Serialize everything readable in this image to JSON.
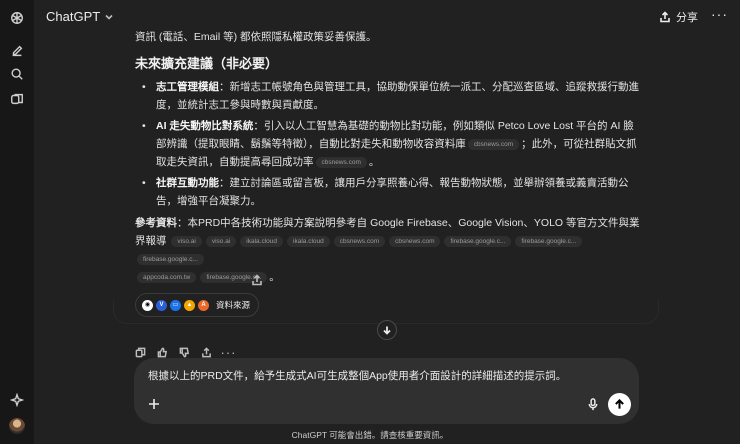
{
  "app": {
    "model_label": "ChatGPT",
    "share_label": "分享",
    "kebab_label": "···"
  },
  "message": {
    "line_top": "資訊 (電話、Email 等) 都依照隱私權政策妥善保護。",
    "section_title": "未來擴充建議（非必要）",
    "items": [
      {
        "title": "志工管理模組",
        "text": "：新增志工帳號角色與管理工具，協助動保單位統一派工、分配巡查區域、追蹤救援行動進度，並統計志工參與時數與貢獻度。"
      },
      {
        "title": "AI 走失動物比對系統",
        "text_a": "：引入以人工智慧為基礎的動物比對功能，例如類似 Petco Love Lost 平台的 AI 臉部辨識（提取眼睛、鬍鬚等特徵），自動比對走失和動物收容資料庫",
        "chip_a": "cbsnews.com",
        "text_b": "；此外，可從社群貼文抓取走失資訊，自動提高尋回成功率",
        "chip_b": "cbsnews.com",
        "text_c": "。"
      },
      {
        "title": "社群互動功能",
        "text": "：建立討論區或留言板，讓用戶分享照養心得、報告動物狀態，並舉辦領養或義賣活動公告，增強平台凝聚力。"
      }
    ],
    "refs_title": "參考資料",
    "refs_text": "：本PRD中各技術功能與方案說明參考自 Google Firebase、Google Vision、YOLO 等官方文件與業界報導",
    "ref_chips_row1": [
      "viso.ai",
      "viso.ai",
      "ikala.cloud",
      "ikala.cloud",
      "cbsnews.com",
      "cbsnews.com",
      "firebase.google.c...",
      "firebase.google.c...",
      "firebase.google.c..."
    ],
    "ref_chips_row2": [
      "appcoda.com.tw",
      "firebase.google.c..."
    ],
    "ref_end": "。",
    "sources_label": "資料來源",
    "source_icons": [
      "V",
      "▭",
      "A"
    ]
  },
  "composer": {
    "prompt_text": "根據以上的PRD文件，給予生成式AI可生成整個App使用者介面設計的詳細描述的提示詞。"
  },
  "disclaimer": "ChatGPT 可能會出錯。請查核重要資訊。",
  "colors": {
    "background": "#212121",
    "sidebar": "#171717",
    "composer": "#303030",
    "chip_bg": "#2f2f2f",
    "send_button": "#ffffff"
  }
}
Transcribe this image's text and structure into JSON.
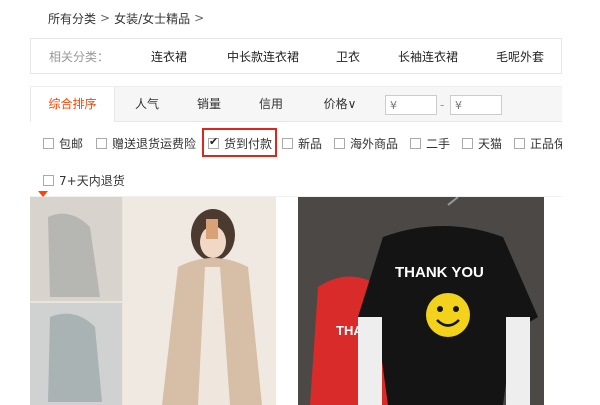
{
  "breadcrumb": {
    "root": "所有分类",
    "sep": ">",
    "current": "女装/女士精品",
    "trail": ">"
  },
  "related": {
    "label": "相关分类：",
    "links": [
      "连衣裙",
      "中长款连衣裙",
      "卫衣",
      "长袖连衣裙",
      "毛呢外套"
    ]
  },
  "sort": {
    "tabs": [
      "综合排序",
      "人气",
      "销量",
      "信用",
      "价格∨"
    ],
    "price_min_placeholder": "¥",
    "price_max_placeholder": "¥",
    "dash": "-"
  },
  "filters": [
    {
      "label": "包邮",
      "checked": false
    },
    {
      "label": "赠送退货运费险",
      "checked": false
    },
    {
      "label": "货到付款",
      "checked": true
    },
    {
      "label": "新品",
      "checked": false
    },
    {
      "label": "海外商品",
      "checked": false
    },
    {
      "label": "二手",
      "checked": false
    },
    {
      "label": "天猫",
      "checked": false
    },
    {
      "label": "正品保",
      "checked": false
    },
    {
      "label": "7+天内退货",
      "checked": false
    }
  ],
  "products": [
    {
      "image": "woman-in-beige-coat-photo"
    },
    {
      "image": "thank-you-smiley-sweatshirt-photo",
      "shirt_text": "THANK YOU",
      "shirt_text_partial": "THA"
    }
  ],
  "colors": {
    "accent": "#ff4400",
    "highlight": "#e0251b"
  }
}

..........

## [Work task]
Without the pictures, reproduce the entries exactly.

## [Response box]
Serialize everything readable in this image to JSON.
{
  "app": {
    "model_label": "ChatGPT",
    "share_label": "分享",
    "kebab_label": "···"
  },
  "message": {
    "line_top": "資訊 (電話、Email 等) 都依照隱私權政策妥善保護。",
    "section_title": "未來擴充建議（非必要）",
    "items": [
      {
        "title": "志工管理模組",
        "text": "：新增志工帳號角色與管理工具，協助動保單位統一派工、分配巡查區域、追蹤救援行動進度，並統計志工參與時數與貢獻度。"
      },
      {
        "title": "AI 走失動物比對系統",
        "text_a": "：引入以人工智慧為基礎的動物比對功能，例如類似 Petco Love Lost 平台的 AI 臉部辨識（提取眼睛、鬍鬚等特徵），自動比對走失和動物收容資料庫",
        "chip_a": "cbsnews.com",
        "text_b": "；此外，可從社群貼文抓取走失資訊，自動提高尋回成功率",
        "chip_b": "cbsnews.com",
        "text_c": "。"
      },
      {
        "title": "社群互動功能",
        "text": "：建立討論區或留言板，讓用戶分享照養心得、報告動物狀態，並舉辦領養或義賣活動公告，增強平台凝聚力。"
      }
    ],
    "refs_title": "參考資料",
    "refs_text": "：本PRD中各技術功能與方案說明參考自 Google Firebase、Google Vision、YOLO 等官方文件與業界報導",
    "ref_chips_row1": [
      "viso.ai",
      "viso.ai",
      "ikala.cloud",
      "ikala.cloud",
      "cbsnews.com",
      "cbsnews.com",
      "firebase.google.c...",
      "firebase.google.c...",
      "firebase.google.c..."
    ],
    "ref_chips_row2": [
      "appcoda.com.tw",
      "firebase.google.c..."
    ],
    "ref_end": "。",
    "sources_label": "資料來源",
    "source_icons": [
      "V",
      "▭",
      "A"
    ]
  },
  "composer": {
    "prompt_text": "根據以上的PRD文件，給予生成式AI可生成整個App使用者介面設計的詳細描述的提示詞。"
  },
  "disclaimer": "ChatGPT 可能會出錯。請查核重要資訊。",
  "colors": {
    "background": "#212121",
    "sidebar": "#171717",
    "composer": "#303030",
    "chip_bg": "#2f2f2f",
    "send_button": "#ffffff"
  }
}
Transcribe this image's text and structure into JSON.
{
  "breadcrumb": {
    "root": "所有分类",
    "sep": ">",
    "current": "女装/女士精品",
    "trail": ">"
  },
  "related": {
    "label": "相关分类：",
    "links": [
      "连衣裙",
      "中长款连衣裙",
      "卫衣",
      "长袖连衣裙",
      "毛呢外套"
    ]
  },
  "sort": {
    "tabs": [
      "综合排序",
      "人气",
      "销量",
      "信用",
      "价格∨"
    ],
    "price_min_placeholder": "¥",
    "price_max_placeholder": "¥",
    "dash": "-"
  },
  "filters": [
    {
      "label": "包邮",
      "checked": false
    },
    {
      "label": "赠送退货运费险",
      "checked": false
    },
    {
      "label": "货到付款",
      "checked": true
    },
    {
      "label": "新品",
      "checked": false
    },
    {
      "label": "海外商品",
      "checked": false
    },
    {
      "label": "二手",
      "checked": false
    },
    {
      "label": "天猫",
      "checked": false
    },
    {
      "label": "正品保",
      "checked": false
    },
    {
      "label": "7+天内退货",
      "checked": false
    }
  ],
  "products": [
    {
      "image": "woman-in-beige-coat-photo"
    },
    {
      "image": "thank-you-smiley-sweatshirt-photo",
      "shirt_text": "THANK YOU",
      "shirt_text_partial": "THA"
    }
  ],
  "colors": {
    "accent": "#ff4400",
    "highlight": "#e0251b"
  }
}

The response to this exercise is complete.